*. The colours and the appearance of the food recalls nothing so much as the painting “The Gross Clinic” by Thomas Eakins. But while repellent, most of the entrées do look edible. It’s just that they’re grotesquely supersized and the way the diners are eating is made to seem even more disgusting than the sight of people eating normally looks. The assembled guests are an off-putting bunch as well, even before they’re turned into statuary by the accumulating plaster of their violent relocations. Clearly we’re meant to be on the side of the hired help, at least until the final shot.
*. The allegory I mentioned is pretty clear. We’re in Buñuel territory here, with a modern retelling of The Exterminating Angel. The diners are the haute bourgeoisie, or capitalists more generally, and they are literally digging their own graves in the abandoned building. Yes, the system is collapsing due to its own contradictions. The most glaring contradiction being that they are eating themselves out of house and home: consuming to such excess (not just in terms of the volume of the food they’re served, but the endangered species on the menu) that it all becomes a suicidal race to the bottom.

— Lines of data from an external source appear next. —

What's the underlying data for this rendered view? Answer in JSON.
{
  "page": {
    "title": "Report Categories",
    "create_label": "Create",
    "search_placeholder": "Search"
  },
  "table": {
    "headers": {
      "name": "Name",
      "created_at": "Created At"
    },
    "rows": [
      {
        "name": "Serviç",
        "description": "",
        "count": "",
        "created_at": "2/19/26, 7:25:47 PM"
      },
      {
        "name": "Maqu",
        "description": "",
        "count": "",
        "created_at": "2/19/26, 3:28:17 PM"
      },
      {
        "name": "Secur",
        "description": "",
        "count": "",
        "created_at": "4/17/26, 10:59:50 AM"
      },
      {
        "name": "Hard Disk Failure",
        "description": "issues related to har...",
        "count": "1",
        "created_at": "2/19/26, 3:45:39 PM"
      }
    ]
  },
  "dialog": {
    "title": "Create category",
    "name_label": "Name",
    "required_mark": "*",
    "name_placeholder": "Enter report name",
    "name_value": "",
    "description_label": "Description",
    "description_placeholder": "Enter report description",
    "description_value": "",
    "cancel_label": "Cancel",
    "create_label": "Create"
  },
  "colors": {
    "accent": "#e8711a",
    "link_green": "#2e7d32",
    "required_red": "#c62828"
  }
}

*. Growing social inequality has led to a unsustainable state of affairs, but what happens isn’t revolution. The waiters aren’t rising up against the diners here. Instead they are content to continue playing their part, giving the upper classes enough rope (or food) to hang themselves. That this is deliberate is indicated by the cold eye the maitre d’ casts on the serial catastrophe. He knows what’s going on, and is prepared to let it happen.
*. I’m not sure how political such a message is. Are the lower classes to remain passive and simply allow their social superiors to destroy themselves? This question is made more complicated by the accusatory glare of the maitre d’ that the film ends with. For me this asks “Whose side are you on?” And which side is really worse? Is it better to be an enabler than to be one of the destroyers? Isn’t an enabler a destroyer too? Questions very much for our time.